SIR FLEUREANT.

I were ungrateful past all reach of words
That speak of baseness and ingratitude,
Should I not hold my life, and heart, and service,
Purely at her behest from this time forth.
And truly in conjunctures such as those
Your highness hath foreseen, to aid her flight,
Were service which no Fleming could perform,
How true soe'er his heart,—and yet to me
It were an easy task.

ARTEVELDE.

I trust the day Will never come, that asks such service from you ; But should it so, I charge you on your faith And duty as a knight, perform it stoutly. Prudence, meantime, demands that you remain In close confinement.

SIR FLEUREANT.

As you please, my lord.

ARTEVELDE (after a pause).
What, watch there, ho !

Enter two Guards.
You will give passage to Sir Fleureant
To go at large.

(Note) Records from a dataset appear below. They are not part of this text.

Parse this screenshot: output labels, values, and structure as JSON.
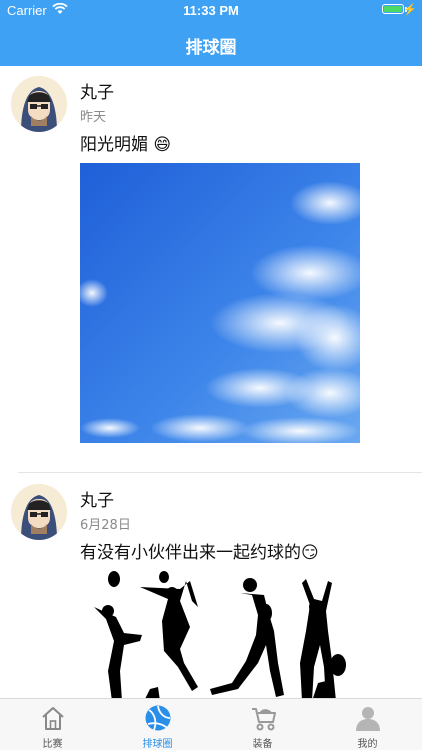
{
  "status_bar": {
    "carrier": "Carrier",
    "time": "11:33 PM"
  },
  "nav": {
    "title": "排球圈"
  },
  "posts": [
    {
      "author": "丸子",
      "time": "昨天",
      "text": "阳光明媚 😄",
      "image": "sky-photo"
    },
    {
      "author": "丸子",
      "time": "6月28日",
      "text": "有没有小伙伴出来一起约球的😏",
      "image": "volleyball-silhouettes-photo"
    }
  ],
  "tabs": [
    {
      "label": "比赛",
      "icon": "home-icon",
      "active": false
    },
    {
      "label": "排球圈",
      "icon": "volleyball-icon",
      "active": true
    },
    {
      "label": "装备",
      "icon": "stroller-icon",
      "active": false
    },
    {
      "label": "我的",
      "icon": "person-icon",
      "active": false
    }
  ],
  "colors": {
    "brand": "#3ea1f3",
    "active_tab": "#2a8fe8",
    "battery": "#4cd964"
  }
}
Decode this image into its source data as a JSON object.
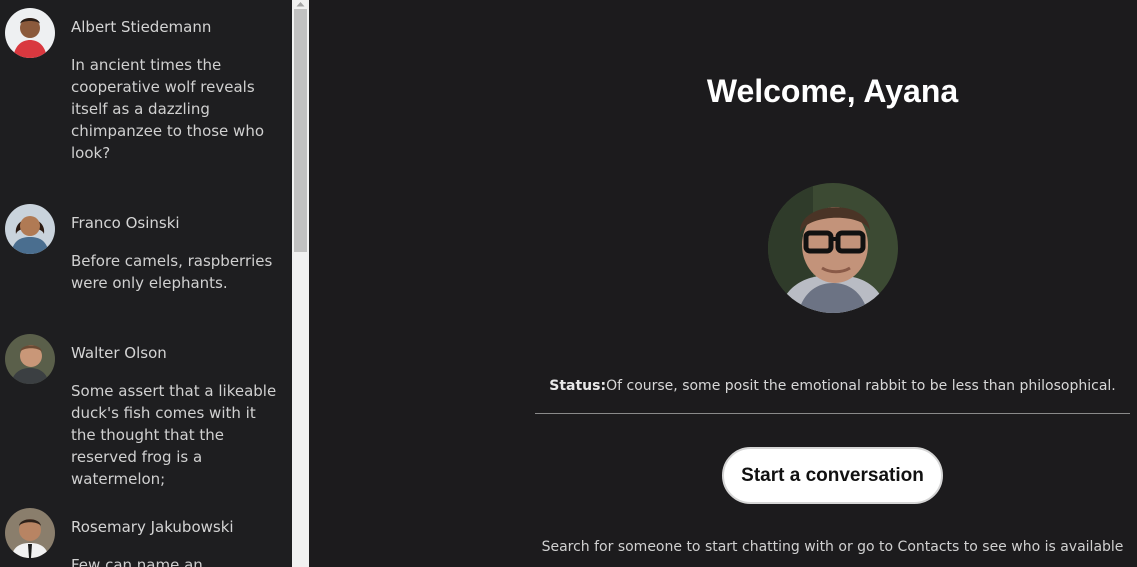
{
  "contacts": [
    {
      "name": "Albert Stiedemann",
      "message": "In ancient times the cooperative wolf reveals itself as a dazzling chimpanzee to those who look?",
      "avatar": "avatar-man-red-shirt"
    },
    {
      "name": "Franco Osinski",
      "message": "Before camels, raspberries were only elephants.",
      "avatar": "avatar-woman"
    },
    {
      "name": "Walter Olson",
      "message": "Some assert that a likeable duck's fish comes with it the thought that the reserved frog is a watermelon;",
      "avatar": "avatar-man"
    },
    {
      "name": "Rosemary Jakubowski",
      "message": "Few can name an",
      "avatar": "avatar-man-smiling"
    }
  ],
  "main": {
    "welcome": "Welcome, Ayana",
    "status_label": "Status:",
    "status_text": "Of course, some posit the emotional rabbit to be less than philosophical.",
    "start_button": "Start a conversation",
    "hint": "Search for someone to start chatting with or go to Contacts to see who is available"
  },
  "icons": {
    "scroll_up": "chevron-up-icon"
  },
  "colors": {
    "background": "#1c1b1d",
    "sidebar": "#1e1e20",
    "button": "#ffffff"
  }
}
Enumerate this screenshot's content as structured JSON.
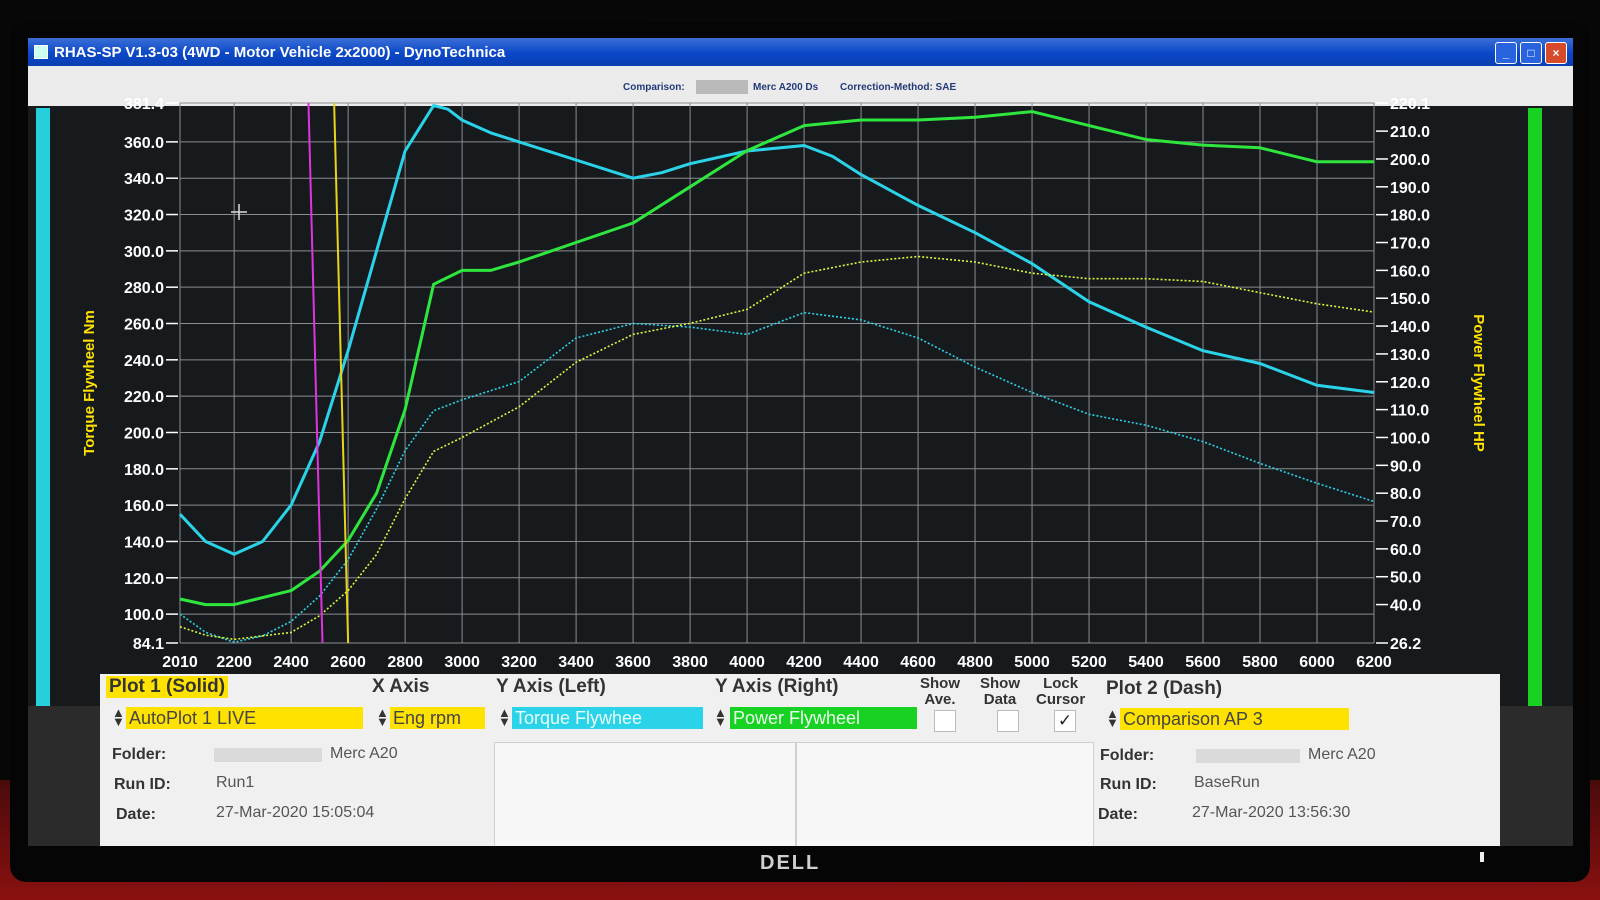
{
  "window": {
    "title": "RHAS-SP V1.3-03  (4WD - Motor Vehicle 2x2000) - DynoTechnica",
    "buttons": {
      "minimize": "_",
      "maximize": "□",
      "close": "×"
    }
  },
  "info_bar": {
    "comparison_label": "Comparison:",
    "comparison_value": "Merc A200 Ds",
    "correction_method": "Correction-Method: SAE"
  },
  "chart_data": {
    "type": "line",
    "xlabel": "",
    "ylabel_left": "Torque Flywheel Nm",
    "ylabel_right": "Power Flywheel HP",
    "xlim": [
      2010,
      6200
    ],
    "ylim_left": [
      84.1,
      381.4
    ],
    "ylim_right": [
      26.2,
      220.1
    ],
    "x_ticks": [
      "2010",
      "2200",
      "2400",
      "2600",
      "2800",
      "3000",
      "3200",
      "3400",
      "3600",
      "3800",
      "4000",
      "4200",
      "4400",
      "4600",
      "4800",
      "5000",
      "5200",
      "5400",
      "5600",
      "5800",
      "6000",
      "6200"
    ],
    "y_left_ticks": [
      "381.4",
      "360.0",
      "340.0",
      "320.0",
      "300.0",
      "280.0",
      "260.0",
      "240.0",
      "220.0",
      "200.0",
      "180.0",
      "160.0",
      "140.0",
      "120.0",
      "100.0",
      "84.1"
    ],
    "y_right_ticks": [
      "220.1",
      "210.0",
      "200.0",
      "190.0",
      "180.0",
      "170.0",
      "160.0",
      "150.0",
      "140.0",
      "130.0",
      "120.0",
      "110.0",
      "100.0",
      "90.0",
      "80.0",
      "70.0",
      "60.0",
      "50.0",
      "40.0",
      "26.2"
    ],
    "grid": true,
    "cursor_lines": [
      {
        "name": "magenta cursor",
        "x": 2510,
        "color": "#e033e0"
      },
      {
        "name": "yellow cursor",
        "x": 2600,
        "color": "#e8d21a"
      }
    ],
    "series": [
      {
        "plot": "Plot 1 (Solid)",
        "quantity": "Torque Flywheel",
        "axis": "left",
        "style": "solid",
        "color": "#2ad3e8",
        "x": [
          2010,
          2100,
          2200,
          2300,
          2400,
          2500,
          2600,
          2700,
          2800,
          2900,
          2950,
          3000,
          3100,
          3200,
          3400,
          3600,
          3700,
          3800,
          4000,
          4200,
          4300,
          4400,
          4600,
          4800,
          5000,
          5200,
          5400,
          5600,
          5800,
          6000,
          6200
        ],
        "y": [
          155,
          140,
          133,
          140,
          160,
          195,
          245,
          300,
          355,
          380,
          378,
          372,
          365,
          360,
          350,
          340,
          343,
          348,
          355,
          358,
          352,
          342,
          325,
          310,
          293,
          272,
          258,
          245,
          238,
          226,
          222
        ]
      },
      {
        "plot": "Plot 1 (Solid)",
        "quantity": "Power Flywheel",
        "axis": "right",
        "style": "solid",
        "color": "#2ee63e",
        "x": [
          2010,
          2100,
          2200,
          2400,
          2500,
          2600,
          2700,
          2800,
          2900,
          3000,
          3100,
          3200,
          3400,
          3600,
          3800,
          4000,
          4200,
          4400,
          4600,
          4800,
          5000,
          5200,
          5400,
          5600,
          5800,
          6000,
          6200
        ],
        "y": [
          42,
          40,
          40,
          45,
          52,
          63,
          80,
          110,
          155,
          160,
          160,
          163,
          170,
          177,
          190,
          203,
          212,
          214,
          214,
          215,
          217,
          212,
          207,
          205,
          204,
          199,
          199
        ]
      },
      {
        "plot": "Plot 2 (Dash)",
        "quantity": "Torque Flywheel",
        "axis": "left",
        "style": "dash",
        "color": "#2ad3e8",
        "x": [
          2010,
          2100,
          2200,
          2300,
          2400,
          2500,
          2600,
          2700,
          2800,
          2900,
          3000,
          3200,
          3400,
          3600,
          3800,
          4000,
          4200,
          4400,
          4600,
          4800,
          5000,
          5200,
          5400,
          5600,
          5800,
          6000,
          6200
        ],
        "y": [
          100,
          90,
          84.5,
          88,
          96,
          110,
          130,
          158,
          190,
          212,
          218,
          228,
          252,
          260,
          258,
          254,
          266,
          262,
          252,
          236,
          222,
          210,
          204,
          195,
          183,
          172,
          162
        ]
      },
      {
        "plot": "Plot 2 (Dash)",
        "quantity": "Power Flywheel",
        "axis": "right",
        "style": "dash",
        "color": "#d8f83a",
        "x": [
          2010,
          2100,
          2200,
          2400,
          2500,
          2600,
          2700,
          2800,
          2900,
          3000,
          3200,
          3400,
          3600,
          3800,
          4000,
          4200,
          4400,
          4600,
          4800,
          5000,
          5200,
          5400,
          5600,
          5800,
          6000,
          6200
        ],
        "y": [
          32,
          29,
          27.5,
          30,
          36,
          45,
          58,
          78,
          95,
          100,
          111,
          127,
          137,
          141,
          146,
          159,
          163,
          165,
          163,
          159,
          157,
          157,
          156,
          152,
          148,
          145
        ]
      }
    ]
  },
  "panel": {
    "plot1": {
      "header": "Plot 1 (Solid)",
      "select": "AutoPlot 1 LIVE",
      "folder_label": "Folder:",
      "folder_value": "Merc A20",
      "runid_label": "Run ID:",
      "runid_value": "Run1",
      "date_label": "Date:",
      "date_value": "27-Mar-2020  15:05:04"
    },
    "xaxis": {
      "header": "X Axis",
      "select": "Eng rpm"
    },
    "yleft": {
      "header": "Y Axis (Left)",
      "select": "Torque Flywhee"
    },
    "yright": {
      "header": "Y Axis (Right)",
      "select": "Power Flywheel"
    },
    "show_ave": {
      "line1": "Show",
      "line2": "Ave."
    },
    "show_data": {
      "line1": "Show",
      "line2": "Data"
    },
    "lock_cursor": {
      "line1": "Lock",
      "line2": "Cursor",
      "check": "✓"
    },
    "plot2": {
      "header": "Plot 2 (Dash)",
      "select": "Comparison AP 3",
      "folder_label": "Folder:",
      "folder_value": "Merc A20",
      "runid_label": "Run ID:",
      "runid_value": "BaseRun",
      "date_label": "Date:",
      "date_value": "27-Mar-2020  13:56:30"
    }
  },
  "monitor": {
    "brand": "DELL"
  }
}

My mind you see is changed :
It ever was my way, and shall be still,

When I do trust a man, to trust him wholly.
You shall not quit my camp; but that word given,
You are at large within it.

SIR FLEUREANT.

Sir, your trust Shall not appear misplaced.

ARTEVELDE.

Give you good rest! And better dreams than those I woke

you

from.

SIR FLEUREANT.

With grateful heart I say, my lord, God keep you !

ACT IV.

SCENE I.— Ypres.The Burgomaster of Ypres, with several

Burghers of the French Faction, and Van MUCK.

BURGOMASTER.

Well, well, God bless us! have a care-oh me!
Be careful how you speak; wear a white hat;
And ever, mind'st thou, when thou see'st Vauclaire,
Uncover and stand back.

VAN MUCK.

I will, your worship.

BURGOMASTER.

Nay, but you must. And Roosdyk-speak him fair : For give him but a saucy word, he's out,

And twinkling me his dagger in the sun,
Says, you that,” and you are dead for good.

- take

VAN MUCK.

I'll speak him fair.

BURGOMASTER.

Nay, but I say you shall. 'Tis a good rule to be more civil-spoken Than wantonly be cut and stabb’d for nothing.

VAN MUCK.

'Tis so, your worship.

BURGOMASTER.

Cast not away your life.

VAN MUCK.

'Tis as your worship pleases.

FIRST BURGHER.

But if Vauclaire, or Roosdyk, or the captains
Should ask him whence he comes, or what's his craft,
Being strange-looking for a citizen,
What should he answer ?

BURGOMASTER.

Say thou com’st from DinandFrom Dinand, say, to sell Dinandery, Pots, pitchers, mugs and beakers and the like.

VAN MUCK.

Suppose I'm question'd where they are ?

BURGOMASTER.

You've sold 'em. Say you praise God. Say you're a thriving man.

FIRST BURGHER (aside to second). This matter will be out.

« AnteriorContinuar »